What connections are obsolete? Are your feeds organized in such a way that you get what you need, when you need it? Who’s missing from your network? Asking (and answering!) these questions is an important step in optimising engagement, yet the process doesn’t end there. 

Here are 10 more tips for organising your social media life:
1. Review your strategy. Your goals for achieving success on social media have probably changed over time. What’s different now than when you started online? Are you posting about different subjects or at a different job? Take stock of your current needs.
2. Categorize your contacts. Similarly, don’t presume that you’re connected to the right people. Evaluate and categorize your contacts across networks. See if you can figure out why you connected in the first place, and make note of instances where you can’t.
3. Look for holes. Your evaluation process will inevitably reveal surprises. Perhaps you’re in a business where brand leaders spend a lot of time online. Are you tracking them in your own feeds? If not, why?
4. Study conversations to find your “top” contacts. Make note of who you connect to most often, and why. These are the people most likely to help advance your efforts online. Give them the extra attention they deserve.
5. Search for inactive accounts. Similarly, take note of those who can’t offer you anything because their accounts have gone dark. Cut them loose and don’t look back.
6. Cut contacts you’ve been avoiding. There’s little purpose in staying connected to those whose posts you find unnecessary, ill informed, annoying, or the like. Disconnect, and if they follow-up to ask why, politely explain that you’ve evaluated your networks and notice that you rarely cross paths anymore.
7. Sharpen your topic focus. Your network should serve you. Increase your odds of yielding benefits by developing lists of friends and followers who post about the topics you care most about. Connect with them regularly, and ignore unrelated chatter.

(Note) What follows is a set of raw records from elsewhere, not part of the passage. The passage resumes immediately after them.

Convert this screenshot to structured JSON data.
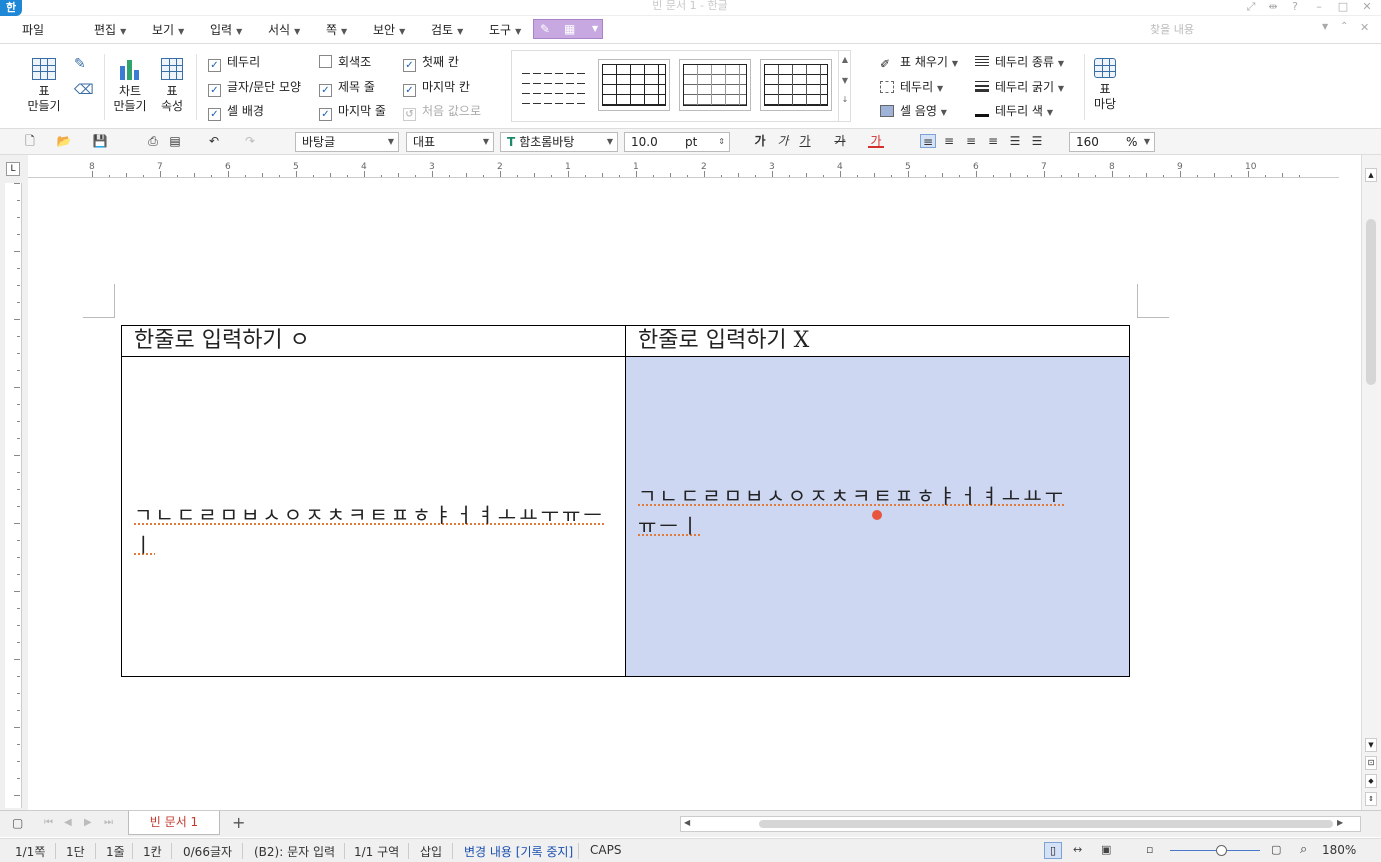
{
  "window": {
    "title": "빈 문서 1 - 한글",
    "app_icon": "한",
    "controls": [
      "⤢",
      "⇹",
      "?",
      "–",
      "□",
      "✕"
    ]
  },
  "menu": {
    "items": [
      {
        "label": "파일"
      },
      {
        "label": "편집"
      },
      {
        "label": "보기"
      },
      {
        "label": "입력"
      },
      {
        "label": "서식"
      },
      {
        "label": "쪽"
      },
      {
        "label": "보안"
      },
      {
        "label": "검토"
      },
      {
        "label": "도구"
      }
    ],
    "search_placeholder": "찾을 내용"
  },
  "ribbon": {
    "table_btn": "표\n만들기",
    "table_btn_label": "표",
    "table_btn_sub": "만들기",
    "chart_btn": "차트",
    "chart_btn_sub": "만들기",
    "props_btn": "표",
    "props_btn_sub": "속성",
    "checkboxes": [
      {
        "label": "테두리",
        "checked": true
      },
      {
        "label": "글자/문단 모양",
        "checked": true
      },
      {
        "label": "셀 배경",
        "checked": true
      },
      {
        "label": "회색조",
        "checked": false
      },
      {
        "label": "제목 줄",
        "checked": true
      },
      {
        "label": "마지막 줄",
        "checked": true
      },
      {
        "label": "첫째 칸",
        "checked": true
      },
      {
        "label": "마지막 칸",
        "checked": true
      },
      {
        "label": "처음 값으로",
        "checked": false,
        "disabled": true
      }
    ],
    "right_tools": [
      {
        "label": "표 채우기"
      },
      {
        "label": "테두리"
      },
      {
        "label": "셀 음영"
      },
      {
        "label": "테두리 종류"
      },
      {
        "label": "테두리 굵기"
      },
      {
        "label": "테두리 색"
      }
    ],
    "madang_btn": "표",
    "madang_btn_sub": "마당"
  },
  "toolbar": {
    "style": "바탕글",
    "lang": "대표",
    "font": "함초롬바탕",
    "size": "10.0",
    "size_unit": "pt",
    "zoom": "160",
    "zoom_unit": "%",
    "char_buttons": [
      "가",
      "가",
      "가",
      "가",
      "가"
    ]
  },
  "ruler": {
    "labels": [
      "8",
      "7",
      "6",
      "5",
      "4",
      "3",
      "2",
      "1",
      "1",
      "2",
      "3",
      "4",
      "5",
      "6",
      "7",
      "8",
      "9",
      "10"
    ]
  },
  "document": {
    "table": {
      "header_left": "한줄로 입력하기 ㅇ",
      "header_right": "한줄로 입력하기 X",
      "body_left": "ㄱㄴㄷㄹㅁㅂㅅㅇㅈㅊㅋㅌㅍㅎㅑㅓㅕㅗㅛㅜㅠㅡㅣ",
      "body_right_line1": "ㄱㄴㄷㄹㅁㅂㅅㅇㅈㅊㅋㅌㅍㅎㅑㅓㅕㅗㅛㅜ",
      "body_right_line2": "ㅠㅡㅣ"
    }
  },
  "tabs": {
    "doc_tab": "빈 문서 1",
    "add": "+"
  },
  "status": {
    "items": [
      "1/1쪽",
      "1단",
      "1줄",
      "1칸",
      "0/66글자",
      "(B2): 문자 입력",
      "1/1 구역",
      "삽입",
      "변경 내용 [기록 중지]",
      "CAPS"
    ],
    "zoom": "180%"
  },
  "colors": {
    "selection": "#cdd7f2",
    "accent": "#1e88d6",
    "track_changes": "#1a4fb0"
  }
}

8. Cut contacts outside of your topics. Just as connecting with your “top” contacts will yield outsized benefits, you’ll want to avoid noisemakers who exist on the margin. Drop them if you can. Or, if you’re afraid of offending them, ignore their blathering by focusing on your lists of top contacts.
9. Set a schedule for connecting with your network. Set limits to your time spent on social media. You’ll find yourself wanting to stay organised and focusing on your highest-value connections.
10. Automate as much as possible. Use RSS feeds and archiving tools for quickly gathering and saving material posted by your most valuable contacts. Set a time to review your findings, and then tag and save anything worth keeping. Delete the rest.
Spring cleaning needn’t be an annual ritual. In fact, when it comes to your social networks, your best bet is to evaluate and revise as often as your business interests change.

Jennifer Lumba is the chief marketing officer of Rideau Recognition Solutions. Built on state-of-the-art technology, Rideau’s employee recognition and customer loyalty programs change the way companies recognize employee service and achievement, reward individual and team performance, strengthen customer relationships, and create brand loyalty. Lumba can be reached at [email protected]